The DUP is struggling to find support for this message in a constituency that mostly voted to stay in the EU.  

Finucane wants to draw on the pro-Remain sentiment in the local electorate. "There's no such thing as a good Brexit," he says. "I think Brexit in its truest form is incompatible with our Good Friday agreement, a peace agreement that we invested so much in and worked so hard for."

The DUP's votes were the deciding factor for the current government, giving the Conservative Party a narrow majority in Parliament following the 2017 election. Despite ongoing disputes with the Conservatives, the DUP will be aiming to hold on to its 10 seats and regain a share of power in Westminster.  

Pollster Bill White says the DUP may not be as badly damaged by the issue of Brexit as first anticipated. "It hasn't really impacted their polling figures very much," he says. "People of a Unionist persuasion, they see the constitutional issue as key, even more important than Brexit."

The North Belfast constituency remains divided following decades of conflict. (Credit: CGTN)

The North Belfast constituency remains divided following decades of conflict. (Credit: CGTN)

Finucane is still upbeat that voters will shift in his favor. "They want change. There are problems in this constituency that need to be dealt with; we have a suicide crisis, a housing crisis, we've high levels of social deprivation and on top of that we have the fear that Brexit brings." 

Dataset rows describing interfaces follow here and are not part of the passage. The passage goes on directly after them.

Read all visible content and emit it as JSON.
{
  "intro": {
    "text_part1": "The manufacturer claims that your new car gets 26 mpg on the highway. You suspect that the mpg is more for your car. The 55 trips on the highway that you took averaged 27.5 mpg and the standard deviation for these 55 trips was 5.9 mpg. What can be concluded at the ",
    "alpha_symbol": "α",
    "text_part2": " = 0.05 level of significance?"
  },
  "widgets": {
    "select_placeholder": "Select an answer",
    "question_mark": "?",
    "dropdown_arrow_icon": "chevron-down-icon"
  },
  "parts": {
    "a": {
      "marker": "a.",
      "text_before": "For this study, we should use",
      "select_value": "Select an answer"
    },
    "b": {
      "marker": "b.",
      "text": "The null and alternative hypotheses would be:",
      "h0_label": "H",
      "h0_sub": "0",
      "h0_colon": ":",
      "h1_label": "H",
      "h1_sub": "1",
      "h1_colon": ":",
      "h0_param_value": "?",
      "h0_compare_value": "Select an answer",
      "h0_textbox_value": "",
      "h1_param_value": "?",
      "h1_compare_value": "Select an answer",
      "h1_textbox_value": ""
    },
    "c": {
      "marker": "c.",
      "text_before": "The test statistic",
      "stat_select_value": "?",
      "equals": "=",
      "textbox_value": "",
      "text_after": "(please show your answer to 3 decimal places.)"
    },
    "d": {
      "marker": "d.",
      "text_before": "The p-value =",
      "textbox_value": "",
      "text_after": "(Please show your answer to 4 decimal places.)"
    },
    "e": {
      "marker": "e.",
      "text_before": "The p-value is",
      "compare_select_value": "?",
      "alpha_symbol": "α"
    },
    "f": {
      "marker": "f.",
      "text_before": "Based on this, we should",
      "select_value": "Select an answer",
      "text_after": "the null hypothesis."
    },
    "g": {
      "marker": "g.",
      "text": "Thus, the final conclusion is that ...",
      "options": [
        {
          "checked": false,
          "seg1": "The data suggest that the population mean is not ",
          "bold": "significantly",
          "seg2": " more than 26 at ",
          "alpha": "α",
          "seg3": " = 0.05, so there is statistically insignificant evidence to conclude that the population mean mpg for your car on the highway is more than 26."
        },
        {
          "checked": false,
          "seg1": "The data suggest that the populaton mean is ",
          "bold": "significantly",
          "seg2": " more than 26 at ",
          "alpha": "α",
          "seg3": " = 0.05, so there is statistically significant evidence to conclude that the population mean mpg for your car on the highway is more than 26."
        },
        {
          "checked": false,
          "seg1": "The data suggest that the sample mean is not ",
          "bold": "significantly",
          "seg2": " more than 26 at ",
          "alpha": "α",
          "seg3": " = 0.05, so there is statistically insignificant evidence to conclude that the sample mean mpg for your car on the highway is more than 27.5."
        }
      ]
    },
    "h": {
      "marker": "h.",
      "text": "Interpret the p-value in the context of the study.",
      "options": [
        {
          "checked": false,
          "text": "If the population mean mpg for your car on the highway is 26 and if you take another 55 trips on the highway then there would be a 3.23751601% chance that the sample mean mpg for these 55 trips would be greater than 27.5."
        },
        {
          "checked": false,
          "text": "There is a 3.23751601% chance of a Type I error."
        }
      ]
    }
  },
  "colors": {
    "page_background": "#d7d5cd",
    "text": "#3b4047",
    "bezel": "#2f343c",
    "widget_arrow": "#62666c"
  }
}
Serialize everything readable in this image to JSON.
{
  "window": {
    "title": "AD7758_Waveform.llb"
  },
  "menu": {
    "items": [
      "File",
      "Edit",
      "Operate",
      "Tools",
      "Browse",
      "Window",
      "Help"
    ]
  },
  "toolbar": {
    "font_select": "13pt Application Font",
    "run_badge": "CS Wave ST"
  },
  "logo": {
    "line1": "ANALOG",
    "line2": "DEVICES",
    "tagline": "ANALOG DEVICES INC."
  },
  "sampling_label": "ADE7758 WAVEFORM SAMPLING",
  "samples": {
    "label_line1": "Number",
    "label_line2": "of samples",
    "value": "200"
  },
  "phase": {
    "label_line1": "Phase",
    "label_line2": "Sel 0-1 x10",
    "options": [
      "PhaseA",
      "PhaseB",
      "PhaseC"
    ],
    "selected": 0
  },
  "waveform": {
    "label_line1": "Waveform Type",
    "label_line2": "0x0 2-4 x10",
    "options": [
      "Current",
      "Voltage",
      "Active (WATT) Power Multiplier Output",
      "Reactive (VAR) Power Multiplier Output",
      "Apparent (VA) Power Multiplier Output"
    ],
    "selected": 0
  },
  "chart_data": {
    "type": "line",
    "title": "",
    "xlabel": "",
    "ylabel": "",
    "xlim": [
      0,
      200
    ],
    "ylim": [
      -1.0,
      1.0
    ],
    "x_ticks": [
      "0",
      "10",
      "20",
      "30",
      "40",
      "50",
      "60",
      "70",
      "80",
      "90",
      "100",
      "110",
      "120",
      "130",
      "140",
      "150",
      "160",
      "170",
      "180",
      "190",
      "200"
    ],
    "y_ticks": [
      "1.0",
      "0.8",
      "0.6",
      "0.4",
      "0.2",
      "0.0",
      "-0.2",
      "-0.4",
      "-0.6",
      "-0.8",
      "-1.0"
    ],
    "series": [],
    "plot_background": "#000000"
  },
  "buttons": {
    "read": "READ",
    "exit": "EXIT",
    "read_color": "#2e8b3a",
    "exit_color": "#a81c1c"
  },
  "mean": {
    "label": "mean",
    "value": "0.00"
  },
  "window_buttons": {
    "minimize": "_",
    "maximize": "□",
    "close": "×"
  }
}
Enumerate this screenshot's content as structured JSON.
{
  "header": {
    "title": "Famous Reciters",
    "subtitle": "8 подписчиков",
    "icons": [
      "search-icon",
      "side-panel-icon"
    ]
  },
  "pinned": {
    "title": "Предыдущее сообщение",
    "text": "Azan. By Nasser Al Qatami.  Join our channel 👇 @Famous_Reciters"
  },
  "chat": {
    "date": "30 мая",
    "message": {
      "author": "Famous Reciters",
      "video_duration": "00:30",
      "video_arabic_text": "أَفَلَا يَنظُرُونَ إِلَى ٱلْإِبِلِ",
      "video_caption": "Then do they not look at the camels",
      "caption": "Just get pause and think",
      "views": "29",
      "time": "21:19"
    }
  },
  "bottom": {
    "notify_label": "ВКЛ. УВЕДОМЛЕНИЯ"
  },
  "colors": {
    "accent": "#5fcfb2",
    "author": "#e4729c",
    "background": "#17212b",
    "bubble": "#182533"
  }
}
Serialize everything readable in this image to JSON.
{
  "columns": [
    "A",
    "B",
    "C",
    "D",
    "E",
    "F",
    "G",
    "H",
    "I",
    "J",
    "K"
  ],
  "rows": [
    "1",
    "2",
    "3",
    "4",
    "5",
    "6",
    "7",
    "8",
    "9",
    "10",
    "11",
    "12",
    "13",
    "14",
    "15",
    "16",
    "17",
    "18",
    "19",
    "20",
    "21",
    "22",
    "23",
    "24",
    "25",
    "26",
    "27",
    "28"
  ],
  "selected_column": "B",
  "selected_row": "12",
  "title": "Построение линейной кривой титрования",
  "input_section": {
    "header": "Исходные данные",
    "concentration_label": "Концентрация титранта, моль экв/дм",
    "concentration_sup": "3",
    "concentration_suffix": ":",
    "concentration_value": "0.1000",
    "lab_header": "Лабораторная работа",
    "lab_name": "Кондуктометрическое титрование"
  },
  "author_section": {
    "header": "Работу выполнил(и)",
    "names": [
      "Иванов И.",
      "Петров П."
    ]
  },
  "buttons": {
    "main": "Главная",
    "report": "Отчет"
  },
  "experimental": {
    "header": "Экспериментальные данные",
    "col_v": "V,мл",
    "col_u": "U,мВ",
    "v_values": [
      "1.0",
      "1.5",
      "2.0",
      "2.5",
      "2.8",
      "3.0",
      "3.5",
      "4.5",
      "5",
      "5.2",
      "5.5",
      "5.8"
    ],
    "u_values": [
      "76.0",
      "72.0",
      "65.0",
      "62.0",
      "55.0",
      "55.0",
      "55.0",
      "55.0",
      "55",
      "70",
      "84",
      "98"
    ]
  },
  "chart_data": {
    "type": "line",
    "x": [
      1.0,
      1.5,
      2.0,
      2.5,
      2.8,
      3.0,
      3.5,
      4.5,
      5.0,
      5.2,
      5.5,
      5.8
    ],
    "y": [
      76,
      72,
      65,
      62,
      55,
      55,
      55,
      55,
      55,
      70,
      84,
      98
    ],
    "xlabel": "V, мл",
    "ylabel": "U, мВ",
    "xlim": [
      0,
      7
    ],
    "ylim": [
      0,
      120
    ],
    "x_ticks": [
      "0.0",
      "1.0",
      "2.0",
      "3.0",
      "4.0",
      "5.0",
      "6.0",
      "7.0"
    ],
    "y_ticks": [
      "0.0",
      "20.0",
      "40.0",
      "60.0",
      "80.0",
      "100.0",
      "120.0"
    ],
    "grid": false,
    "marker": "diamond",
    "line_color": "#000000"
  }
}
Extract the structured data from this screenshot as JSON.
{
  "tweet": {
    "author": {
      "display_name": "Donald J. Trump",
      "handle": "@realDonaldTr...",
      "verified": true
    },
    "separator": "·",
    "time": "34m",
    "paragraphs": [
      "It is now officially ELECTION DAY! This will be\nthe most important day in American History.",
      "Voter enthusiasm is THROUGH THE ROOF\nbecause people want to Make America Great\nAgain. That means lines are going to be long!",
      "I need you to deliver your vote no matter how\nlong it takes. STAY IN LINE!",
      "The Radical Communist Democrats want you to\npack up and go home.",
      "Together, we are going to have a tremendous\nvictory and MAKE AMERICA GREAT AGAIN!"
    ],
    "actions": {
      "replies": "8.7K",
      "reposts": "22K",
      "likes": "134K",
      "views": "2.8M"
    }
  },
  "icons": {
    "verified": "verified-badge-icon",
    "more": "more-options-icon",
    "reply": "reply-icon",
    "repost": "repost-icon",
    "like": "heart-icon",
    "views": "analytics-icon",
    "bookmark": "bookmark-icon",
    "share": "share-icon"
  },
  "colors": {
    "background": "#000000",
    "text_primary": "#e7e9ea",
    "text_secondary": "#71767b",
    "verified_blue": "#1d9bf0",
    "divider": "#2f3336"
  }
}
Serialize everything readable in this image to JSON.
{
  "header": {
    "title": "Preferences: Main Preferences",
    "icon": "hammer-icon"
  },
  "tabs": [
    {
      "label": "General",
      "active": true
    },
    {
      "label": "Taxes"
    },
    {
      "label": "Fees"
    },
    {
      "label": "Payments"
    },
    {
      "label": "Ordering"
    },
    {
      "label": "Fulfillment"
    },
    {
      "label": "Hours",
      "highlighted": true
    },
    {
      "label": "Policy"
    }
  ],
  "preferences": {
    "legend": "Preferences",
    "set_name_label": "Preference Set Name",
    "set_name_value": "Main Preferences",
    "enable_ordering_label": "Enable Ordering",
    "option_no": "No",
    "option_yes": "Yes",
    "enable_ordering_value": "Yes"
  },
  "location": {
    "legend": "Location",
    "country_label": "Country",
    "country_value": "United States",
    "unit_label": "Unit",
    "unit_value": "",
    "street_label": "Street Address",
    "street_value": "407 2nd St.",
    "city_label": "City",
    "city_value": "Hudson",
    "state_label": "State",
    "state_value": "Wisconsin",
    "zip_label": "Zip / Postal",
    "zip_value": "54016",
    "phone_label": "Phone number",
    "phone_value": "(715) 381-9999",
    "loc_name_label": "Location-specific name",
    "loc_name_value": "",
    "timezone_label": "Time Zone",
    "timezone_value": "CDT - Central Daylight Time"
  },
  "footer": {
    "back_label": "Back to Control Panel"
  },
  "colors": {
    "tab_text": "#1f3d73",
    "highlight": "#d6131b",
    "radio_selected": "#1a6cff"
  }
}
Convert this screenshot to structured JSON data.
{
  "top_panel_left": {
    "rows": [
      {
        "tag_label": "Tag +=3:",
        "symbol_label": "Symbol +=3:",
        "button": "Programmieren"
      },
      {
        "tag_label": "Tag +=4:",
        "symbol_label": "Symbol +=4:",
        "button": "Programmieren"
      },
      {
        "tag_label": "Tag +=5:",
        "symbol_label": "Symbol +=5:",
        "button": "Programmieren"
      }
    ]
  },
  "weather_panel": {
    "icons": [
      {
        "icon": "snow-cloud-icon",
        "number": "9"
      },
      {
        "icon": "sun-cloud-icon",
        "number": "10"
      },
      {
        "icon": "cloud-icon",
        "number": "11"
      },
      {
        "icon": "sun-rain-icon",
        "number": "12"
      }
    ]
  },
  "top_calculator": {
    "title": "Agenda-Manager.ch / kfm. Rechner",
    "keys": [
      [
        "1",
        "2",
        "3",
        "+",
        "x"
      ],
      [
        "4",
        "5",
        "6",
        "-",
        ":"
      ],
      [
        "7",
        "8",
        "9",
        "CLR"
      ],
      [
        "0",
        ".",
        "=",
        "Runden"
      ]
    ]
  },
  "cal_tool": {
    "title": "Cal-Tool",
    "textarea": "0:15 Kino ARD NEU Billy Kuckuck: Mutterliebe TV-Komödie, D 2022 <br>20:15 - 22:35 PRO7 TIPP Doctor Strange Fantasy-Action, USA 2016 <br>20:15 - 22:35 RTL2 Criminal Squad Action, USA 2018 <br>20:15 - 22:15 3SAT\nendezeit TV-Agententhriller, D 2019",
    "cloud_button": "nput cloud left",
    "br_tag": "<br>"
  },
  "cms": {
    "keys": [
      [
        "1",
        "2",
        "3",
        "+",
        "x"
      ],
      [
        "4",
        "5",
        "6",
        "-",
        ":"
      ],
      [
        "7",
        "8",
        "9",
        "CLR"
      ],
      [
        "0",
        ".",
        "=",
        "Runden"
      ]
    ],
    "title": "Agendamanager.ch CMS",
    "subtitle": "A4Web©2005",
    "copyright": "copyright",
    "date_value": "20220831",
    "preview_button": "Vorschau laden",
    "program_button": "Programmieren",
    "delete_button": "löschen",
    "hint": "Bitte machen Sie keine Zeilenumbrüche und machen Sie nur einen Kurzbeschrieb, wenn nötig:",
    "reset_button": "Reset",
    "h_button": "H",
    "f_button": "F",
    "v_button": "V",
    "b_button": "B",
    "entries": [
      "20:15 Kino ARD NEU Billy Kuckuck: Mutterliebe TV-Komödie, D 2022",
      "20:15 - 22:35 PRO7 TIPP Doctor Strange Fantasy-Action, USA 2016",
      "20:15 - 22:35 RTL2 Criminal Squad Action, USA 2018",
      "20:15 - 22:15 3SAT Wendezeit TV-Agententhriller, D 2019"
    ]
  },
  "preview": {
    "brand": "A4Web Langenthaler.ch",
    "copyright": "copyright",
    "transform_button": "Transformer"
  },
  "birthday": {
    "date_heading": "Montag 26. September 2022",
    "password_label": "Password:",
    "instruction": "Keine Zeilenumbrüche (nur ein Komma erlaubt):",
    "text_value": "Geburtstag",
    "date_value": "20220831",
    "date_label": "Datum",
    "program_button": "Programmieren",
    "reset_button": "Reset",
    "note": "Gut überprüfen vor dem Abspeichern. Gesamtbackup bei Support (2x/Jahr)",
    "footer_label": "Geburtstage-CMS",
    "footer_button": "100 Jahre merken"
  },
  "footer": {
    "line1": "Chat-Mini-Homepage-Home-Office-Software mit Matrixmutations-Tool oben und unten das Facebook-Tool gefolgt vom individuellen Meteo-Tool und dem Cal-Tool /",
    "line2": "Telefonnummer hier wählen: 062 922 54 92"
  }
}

For generations, North Belfast residents have tended to vote along religious or sectarian lines – be they Catholic or Protestant, loyalist or republican. The women out pounding the pavements to campaign for Sinn Fein are hoping for a seismic shift to change the boundaries that have held firm for decades.